Type
Article

more on the unreleased torture photos

The Daily Beast is now confirming the Telegraph‘s description about the Abu Ghraib photos that Obama won’t release.

A senior military officer familiar with the photos told me that they would likely provoke a storm of outrage if released. The well-informed source confirmed, just as reported in the Telegraph, that many of the photographs are sexually explicit, including those mentioned above. The photographs differ from those already officially released. Some show U.S. personnel engaged in sexual acts with prisoners and each other. In one, a female prisoner appears to have been forced to expose her breasts to be photographed. In another, a prisoner is suspended naked upside down from the top bunk of a bed in a stress position.

The Telegraph article quoted retired Major General Antonio Taguba, who directed the official inquiry in 2004 into the abuses at Abu Ghraib. Taguba told the Telegraph that the “pictures show torture, abuse, rape, and every indecency.” The Telegraph reported: “At least one picture shows an American soldier apparently raping a female prisoner while another is said to show a male translator raping a male detainee. Further photographs are said to depict sexual assaults on prisoners with objects including a truncheon, wire, and a phosphorescent tube. Another apparently shows a female prisoner having her clothing forcibly removed to expose her breasts.”

To be fair, the US Defense Department has denied the accuracy of the report but, of course, since they won’t release the photos, one simply has to take their word for what the images show. And they don’t exactly have a great record for telling the truth.

Overland is a not-for-profit magazine with a proud history of supporting writers, and publishing ideas and voices often excluded from other places.

Subscribe | Renew | Donate November 9–16 to support progressive literary culture for another year – and for the chance to win magnificent prizes!

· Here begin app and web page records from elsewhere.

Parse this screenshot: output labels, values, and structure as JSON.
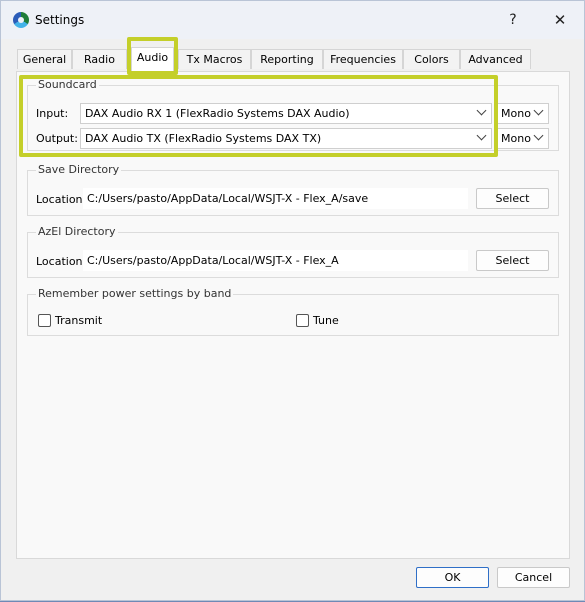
{
  "window": {
    "title": "Settings",
    "help_symbol": "?",
    "close_symbol": "✕"
  },
  "tabs": [
    {
      "label": "General"
    },
    {
      "label": "Radio"
    },
    {
      "label": "Audio"
    },
    {
      "label": "Tx Macros"
    },
    {
      "label": "Reporting"
    },
    {
      "label": "Frequencies"
    },
    {
      "label": "Colors"
    },
    {
      "label": "Advanced"
    }
  ],
  "active_tab": "Audio",
  "soundcard": {
    "title": "Soundcard",
    "input_label": "Input:",
    "input_value": "DAX Audio RX 1 (FlexRadio Systems DAX Audio)",
    "input_channel": "Mono",
    "output_label": "Output:",
    "output_value": "DAX Audio TX (FlexRadio Systems DAX TX)",
    "output_channel": "Mono"
  },
  "save_directory": {
    "title": "Save Directory",
    "location_label": "Location:",
    "location_value": "C:/Users/pasto/AppData/Local/WSJT-X - Flex_A/save",
    "select_label": "Select"
  },
  "azel_directory": {
    "title": "AzEl Directory",
    "location_label": "Location:",
    "location_value": "C:/Users/pasto/AppData/Local/WSJT-X - Flex_A",
    "select_label": "Select"
  },
  "power_settings": {
    "title": "Remember power settings by band",
    "transmit_label": "Transmit",
    "transmit_checked": false,
    "tune_label": "Tune",
    "tune_checked": false
  },
  "footer": {
    "ok_label": "OK",
    "cancel_label": "Cancel"
  },
  "colors": {
    "highlight": "#c4cf2a",
    "ok_border": "#2f6fc7"
  },
  "icons": {
    "app": "wsjtx-app-icon",
    "close": "close-icon",
    "dropdown": "chevron-down-icon"
  }
}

Jeff Sparrow is the former editor of Overland. He is the co-author (with Jill Sparrow) of Radical Melbourne: A Secret History and Radical Melbourne 2: The Enemy Within, the editor (with Antony Loewenstein) of Left Turn: Essays for the New Left and the author of Communism: a love story, Killing: Misadventures in violence, and Money Shot: A Journey into Censorship and Porn.  On Twitter, he's @Jeff_Sparrow.

More by

Comments

  1. And yet Obama clings to the excuse that releasing the photos will increase the threat in Afghanistan, which is ridiculous. Everyone in Afghanistan has already made up their mind. He doesn't want to release them because it would increase domestic and Western pressure on him to hold a full and open inquiry which would inevitably lead to the prosecution of senior members of the last administration (and hopefully the GWB himself) for the war crimes they committed.

  2. This from Salon: apparently there's a different set of photos.
    Retired Army Maj. Gen. Antonio Taguba denied reports that he has seen the prisoner-abuse photos that President Obama is fighting to keep secret, in an exclusive interview with Salon Friday night.

    On Thursday an article in the Daily Telegraph reported that Taguba, the lead investigator into Abu Ghraib abuse, had seen images Obama wanted suppressed, and supported the president's decision to fight their release. The paper quoted Taguba as saying, "These pictures show torture, abuse, rape and every indecency."

    But Taguba says he wasn't talking about the 44 photographs that are the subject of an ongoing ACLU lawsuit that Obama is fighting.

    "The photographs in that lawsuit, I have not seen," Taguba told Salon Friday night. The actual quote in the Telegraph was accurate, Taguba said — but he was referring to the hundreds of images he reviewed as an investigator of the abuse at Abu Ghraib prison in Iraq — not the photos of abuse that Obama is seeking to suppress.

    http://www.salon.com/news/feature/2009/05/30/tagu

Leave a Reply

Your email address will not be published.

You may use these HTML tags and attributes: <a href="" title=""> <abbr title=""> <acronym title=""> <b> <blockquote cite=""> <cite> <code> <del datetime=""> <em> <i> <q cite=""> <strike> <strong>